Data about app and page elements
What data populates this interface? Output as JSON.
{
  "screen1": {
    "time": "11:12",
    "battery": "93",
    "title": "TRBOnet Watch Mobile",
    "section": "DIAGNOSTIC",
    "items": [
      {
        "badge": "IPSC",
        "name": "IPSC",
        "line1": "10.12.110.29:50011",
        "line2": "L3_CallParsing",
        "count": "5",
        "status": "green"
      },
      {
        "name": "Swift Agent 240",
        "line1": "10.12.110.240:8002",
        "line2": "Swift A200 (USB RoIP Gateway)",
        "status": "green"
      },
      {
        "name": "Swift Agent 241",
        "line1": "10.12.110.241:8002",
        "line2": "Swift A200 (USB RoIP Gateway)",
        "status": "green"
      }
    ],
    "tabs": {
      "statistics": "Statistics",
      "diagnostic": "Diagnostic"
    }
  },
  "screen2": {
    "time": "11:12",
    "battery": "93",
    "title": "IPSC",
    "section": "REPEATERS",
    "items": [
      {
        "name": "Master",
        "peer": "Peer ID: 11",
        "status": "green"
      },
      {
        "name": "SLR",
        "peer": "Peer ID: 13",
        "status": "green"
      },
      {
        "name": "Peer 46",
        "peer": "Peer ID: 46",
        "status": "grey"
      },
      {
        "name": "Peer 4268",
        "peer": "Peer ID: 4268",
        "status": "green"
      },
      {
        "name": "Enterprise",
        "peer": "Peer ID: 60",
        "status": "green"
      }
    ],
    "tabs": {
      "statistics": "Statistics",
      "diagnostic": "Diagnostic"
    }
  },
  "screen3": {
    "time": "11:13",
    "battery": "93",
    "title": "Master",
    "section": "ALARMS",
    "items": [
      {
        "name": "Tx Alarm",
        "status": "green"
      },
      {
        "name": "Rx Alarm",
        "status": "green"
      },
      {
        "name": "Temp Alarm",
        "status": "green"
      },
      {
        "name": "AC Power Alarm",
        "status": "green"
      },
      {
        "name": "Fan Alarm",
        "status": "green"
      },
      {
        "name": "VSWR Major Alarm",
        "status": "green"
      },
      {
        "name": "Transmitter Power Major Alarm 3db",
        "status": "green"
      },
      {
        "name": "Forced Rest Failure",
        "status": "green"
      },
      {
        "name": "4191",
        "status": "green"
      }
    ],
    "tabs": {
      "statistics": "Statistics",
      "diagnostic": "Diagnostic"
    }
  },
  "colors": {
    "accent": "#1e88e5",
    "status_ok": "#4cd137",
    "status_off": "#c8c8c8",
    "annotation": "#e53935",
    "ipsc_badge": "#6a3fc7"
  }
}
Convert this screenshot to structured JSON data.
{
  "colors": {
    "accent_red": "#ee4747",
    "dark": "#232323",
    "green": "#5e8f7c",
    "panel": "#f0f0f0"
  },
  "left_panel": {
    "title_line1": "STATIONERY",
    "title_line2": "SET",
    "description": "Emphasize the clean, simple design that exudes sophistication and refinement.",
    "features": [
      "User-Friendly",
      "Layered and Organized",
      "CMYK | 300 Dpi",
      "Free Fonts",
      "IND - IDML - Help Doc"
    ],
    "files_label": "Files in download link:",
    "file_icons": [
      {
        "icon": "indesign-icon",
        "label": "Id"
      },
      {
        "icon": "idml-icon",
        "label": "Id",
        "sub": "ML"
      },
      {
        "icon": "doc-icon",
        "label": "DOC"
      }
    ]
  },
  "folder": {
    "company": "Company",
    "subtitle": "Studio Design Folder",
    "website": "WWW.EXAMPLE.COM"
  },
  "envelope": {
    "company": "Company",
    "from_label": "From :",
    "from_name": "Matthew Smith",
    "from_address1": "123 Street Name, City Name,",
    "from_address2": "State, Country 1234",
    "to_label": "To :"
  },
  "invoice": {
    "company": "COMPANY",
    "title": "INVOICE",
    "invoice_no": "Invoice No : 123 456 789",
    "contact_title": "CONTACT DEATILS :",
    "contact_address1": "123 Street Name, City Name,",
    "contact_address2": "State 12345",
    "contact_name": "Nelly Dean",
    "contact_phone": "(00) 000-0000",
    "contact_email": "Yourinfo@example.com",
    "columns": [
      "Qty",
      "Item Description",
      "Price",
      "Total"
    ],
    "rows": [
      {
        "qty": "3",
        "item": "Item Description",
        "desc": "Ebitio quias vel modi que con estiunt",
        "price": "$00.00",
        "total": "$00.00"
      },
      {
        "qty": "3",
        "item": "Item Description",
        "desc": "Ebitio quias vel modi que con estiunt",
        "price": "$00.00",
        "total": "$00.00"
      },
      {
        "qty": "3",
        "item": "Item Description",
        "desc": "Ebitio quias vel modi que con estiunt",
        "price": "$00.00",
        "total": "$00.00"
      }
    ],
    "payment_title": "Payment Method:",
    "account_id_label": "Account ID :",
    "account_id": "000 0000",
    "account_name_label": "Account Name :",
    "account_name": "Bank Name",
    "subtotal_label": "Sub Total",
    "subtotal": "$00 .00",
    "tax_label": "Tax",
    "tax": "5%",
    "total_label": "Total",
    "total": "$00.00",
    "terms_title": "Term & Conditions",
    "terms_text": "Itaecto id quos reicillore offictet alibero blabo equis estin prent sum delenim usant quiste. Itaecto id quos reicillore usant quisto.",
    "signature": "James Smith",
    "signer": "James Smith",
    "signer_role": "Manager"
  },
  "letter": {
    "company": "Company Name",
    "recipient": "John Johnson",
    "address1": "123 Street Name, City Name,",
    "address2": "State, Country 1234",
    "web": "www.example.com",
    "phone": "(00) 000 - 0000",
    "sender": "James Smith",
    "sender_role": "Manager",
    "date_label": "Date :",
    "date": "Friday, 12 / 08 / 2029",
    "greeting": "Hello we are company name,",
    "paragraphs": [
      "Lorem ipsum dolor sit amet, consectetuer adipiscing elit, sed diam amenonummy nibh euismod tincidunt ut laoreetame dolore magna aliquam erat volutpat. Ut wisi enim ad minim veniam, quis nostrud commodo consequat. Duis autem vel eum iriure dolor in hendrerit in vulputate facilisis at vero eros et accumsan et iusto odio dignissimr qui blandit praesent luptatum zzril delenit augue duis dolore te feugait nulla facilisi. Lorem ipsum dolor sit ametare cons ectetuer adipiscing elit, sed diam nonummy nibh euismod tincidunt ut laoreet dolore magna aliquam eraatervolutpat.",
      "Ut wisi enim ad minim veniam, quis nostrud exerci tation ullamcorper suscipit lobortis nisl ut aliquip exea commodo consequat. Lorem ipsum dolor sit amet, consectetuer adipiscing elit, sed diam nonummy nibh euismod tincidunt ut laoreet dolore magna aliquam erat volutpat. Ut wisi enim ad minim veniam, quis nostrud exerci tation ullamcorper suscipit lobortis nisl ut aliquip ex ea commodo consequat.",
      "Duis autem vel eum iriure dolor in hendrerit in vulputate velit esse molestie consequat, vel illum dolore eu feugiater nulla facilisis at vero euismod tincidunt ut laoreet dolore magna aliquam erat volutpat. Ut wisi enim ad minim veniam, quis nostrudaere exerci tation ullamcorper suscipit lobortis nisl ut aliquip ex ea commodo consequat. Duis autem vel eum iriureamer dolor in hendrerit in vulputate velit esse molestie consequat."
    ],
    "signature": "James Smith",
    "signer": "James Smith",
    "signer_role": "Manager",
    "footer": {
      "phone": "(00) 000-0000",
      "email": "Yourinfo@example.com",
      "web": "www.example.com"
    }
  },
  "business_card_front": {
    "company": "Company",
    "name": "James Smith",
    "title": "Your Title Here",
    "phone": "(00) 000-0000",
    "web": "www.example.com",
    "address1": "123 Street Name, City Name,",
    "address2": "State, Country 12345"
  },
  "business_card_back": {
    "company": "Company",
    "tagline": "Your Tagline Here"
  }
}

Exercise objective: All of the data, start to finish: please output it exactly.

Problem solution:
What data populates this interface? Output as JSON.
{
  "screen1": {
    "time": "11:12",
    "battery": "93",
    "title": "TRBOnet Watch Mobile",
    "section": "DIAGNOSTIC",
    "items": [
      {
        "badge": "IPSC",
        "name": "IPSC",
        "line1": "10.12.110.29:50011",
        "line2": "L3_CallParsing",
        "count": "5",
        "status": "green"
      },
      {
        "name": "Swift Agent 240",
        "line1": "10.12.110.240:8002",
        "line2": "Swift A200 (USB RoIP Gateway)",
        "status": "green"
      },
      {
        "name": "Swift Agent 241",
        "line1": "10.12.110.241:8002",
        "line2": "Swift A200 (USB RoIP Gateway)",
        "status": "green"
      }
    ],
    "tabs": {
      "statistics": "Statistics",
      "diagnostic": "Diagnostic"
    }
  },
  "screen2": {
    "time": "11:12",
    "battery": "93",
    "title": "IPSC",
    "section": "REPEATERS",
    "items": [
      {
        "name": "Master",
        "peer": "Peer ID: 11",
        "status": "green"
      },
      {
        "name": "SLR",
        "peer": "Peer ID: 13",
        "status": "green"
      },
      {
        "name": "Peer 46",
        "peer": "Peer ID: 46",
        "status": "grey"
      },
      {
        "name": "Peer 4268",
        "peer": "Peer ID: 4268",
        "status": "green"
      },
      {
        "name": "Enterprise",
        "peer": "Peer ID: 60",
        "status": "green"
      }
    ],
    "tabs": {
      "statistics": "Statistics",
      "diagnostic": "Diagnostic"
    }
  },
  "screen3": {
    "time": "11:13",
    "battery": "93",
    "title": "Master",
    "section": "ALARMS",
    "items": [
      {
        "name": "Tx Alarm",
        "status": "green"
      },
      {
        "name": "Rx Alarm",
        "status": "green"
      },
      {
        "name": "Temp Alarm",
        "status": "green"
      },
      {
        "name": "AC Power Alarm",
        "status": "green"
      },
      {
        "name": "Fan Alarm",
        "status": "green"
      },
      {
        "name": "VSWR Major Alarm",
        "status": "green"
      },
      {
        "name": "Transmitter Power Major Alarm 3db",
        "status": "green"
      },
      {
        "name": "Forced Rest Failure",
        "status": "green"
      },
      {
        "name": "4191",
        "status": "green"
      }
    ],
    "tabs": {
      "statistics": "Statistics",
      "diagnostic": "Diagnostic"
    }
  },
  "colors": {
    "accent": "#1e88e5",
    "status_ok": "#4cd137",
    "status_off": "#c8c8c8",
    "annotation": "#e53935",
    "ipsc_badge": "#6a3fc7"
  }
}
Convert this screenshot to structured JSON data.
{
  "colors": {
    "accent_red": "#ee4747",
    "dark": "#232323",
    "green": "#5e8f7c",
    "panel": "#f0f0f0"
  },
  "left_panel": {
    "title_line1": "STATIONERY",
    "title_line2": "SET",
    "description": "Emphasize the clean, simple design that exudes sophistication and refinement.",
    "features": [
      "User-Friendly",
      "Layered and Organized",
      "CMYK | 300 Dpi",
      "Free Fonts",
      "IND - IDML - Help Doc"
    ],
    "files_label": "Files in download link:",
    "file_icons": [
      {
        "icon": "indesign-icon",
        "label": "Id"
      },
      {
        "icon": "idml-icon",
        "label": "Id",
        "sub": "ML"
      },
      {
        "icon": "doc-icon",
        "label": "DOC"
      }
    ]
  },
  "folder": {
    "company": "Company",
    "subtitle": "Studio Design Folder",
    "website": "WWW.EXAMPLE.COM"
  },
  "envelope": {
    "company": "Company",
    "from_label": "From :",
    "from_name": "Matthew Smith",
    "from_address1": "123 Street Name, City Name,",
    "from_address2": "State, Country 1234",
    "to_label": "To :"
  },
  "invoice": {
    "company": "COMPANY",
    "title": "INVOICE",
    "invoice_no": "Invoice No : 123 456 789",
    "contact_title": "CONTACT DEATILS :",
    "contact_address1": "123 Street Name, City Name,",
    "contact_address2": "State 12345",
    "contact_name": "Nelly Dean",
    "contact_phone": "(00) 000-0000",
    "contact_email": "Yourinfo@example.com",
    "columns": [
      "Qty",
      "Item Description",
      "Price",
      "Total"
    ],
    "rows": [
      {
        "qty": "3",
        "item": "Item Description",
        "desc": "Ebitio quias vel modi que con estiunt",
        "price": "$00.00",
        "total": "$00.00"
      },
      {
        "qty": "3",
        "item": "Item Description",
        "desc": "Ebitio quias vel modi que con estiunt",
        "price": "$00.00",
        "total": "$00.00"
      },
      {
        "qty": "3",
        "item": "Item Description",
        "desc": "Ebitio quias vel modi que con estiunt",
        "price": "$00.00",
        "total": "$00.00"
      }
    ],
    "payment_title": "Payment Method:",
    "account_id_label": "Account ID :",
    "account_id": "000 0000",
    "account_name_label": "Account Name :",
    "account_name": "Bank Name",
    "subtotal_label": "Sub Total",
    "subtotal": "$00 .00",
    "tax_label": "Tax",
    "tax": "5%",
    "total_label": "Total",
    "total": "$00.00",
    "terms_title": "Term & Conditions",
    "terms_text": "Itaecto id quos reicillore offictet alibero blabo equis estin prent sum delenim usant quiste. Itaecto id quos reicillore usant quisto.",
    "signature": "James Smith",
    "signer": "James Smith",
    "signer_role": "Manager"
  },
  "letter": {
    "company": "Company Name",
    "recipient": "John Johnson",
    "address1": "123 Street Name, City Name,",
    "address2": "State, Country 1234",
    "web": "www.example.com",
    "phone": "(00) 000 - 0000",
    "sender": "James Smith",
    "sender_role": "Manager",
    "date_label": "Date :",
    "date": "Friday, 12 / 08 / 2029",
    "greeting": "Hello we are company name,",
    "paragraphs": [
      "Lorem ipsum dolor sit amet, consectetuer adipiscing elit, sed diam amenonummy nibh euismod tincidunt ut laoreetame dolore magna aliquam erat volutpat. Ut wisi enim ad minim veniam, quis nostrud commodo consequat. Duis autem vel eum iriure dolor in hendrerit in vulputate facilisis at vero eros et accumsan et iusto odio dignissimr qui blandit praesent luptatum zzril delenit augue duis dolore te feugait nulla facilisi. Lorem ipsum dolor sit ametare cons ectetuer adipiscing elit, sed diam nonummy nibh euismod tincidunt ut laoreet dolore magna aliquam eraatervolutpat.",
      "Ut wisi enim ad minim veniam, quis nostrud exerci tation ullamcorper suscipit lobortis nisl ut aliquip exea commodo consequat. Lorem ipsum dolor sit amet, consectetuer adipiscing elit, sed diam nonummy nibh euismod tincidunt ut laoreet dolore magna aliquam erat volutpat. Ut wisi enim ad minim veniam, quis nostrud exerci tation ullamcorper suscipit lobortis nisl ut aliquip ex ea commodo consequat.",
      "Duis autem vel eum iriure dolor in hendrerit in vulputate velit esse molestie consequat, vel illum dolore eu feugiater nulla facilisis at vero euismod tincidunt ut laoreet dolore magna aliquam erat volutpat. Ut wisi enim ad minim veniam, quis nostrudaere exerci tation ullamcorper suscipit lobortis nisl ut aliquip ex ea commodo consequat. Duis autem vel eum iriureamer dolor in hendrerit in vulputate velit esse molestie consequat."
    ],
    "signature": "James Smith",
    "signer": "James Smith",
    "signer_role": "Manager",
    "footer": {
      "phone": "(00) 000-0000",
      "email": "Yourinfo@example.com",
      "web": "www.example.com"
    }
  },
  "business_card_front": {
    "company": "Company",
    "name": "James Smith",
    "title": "Your Title Here",
    "phone": "(00) 000-0000",
    "web": "www.example.com",
    "address1": "123 Street Name, City Name,",
    "address2": "State, Country 12345"
  },
  "business_card_back": {
    "company": "Company",
    "tagline": "Your Tagline Here"
  }
}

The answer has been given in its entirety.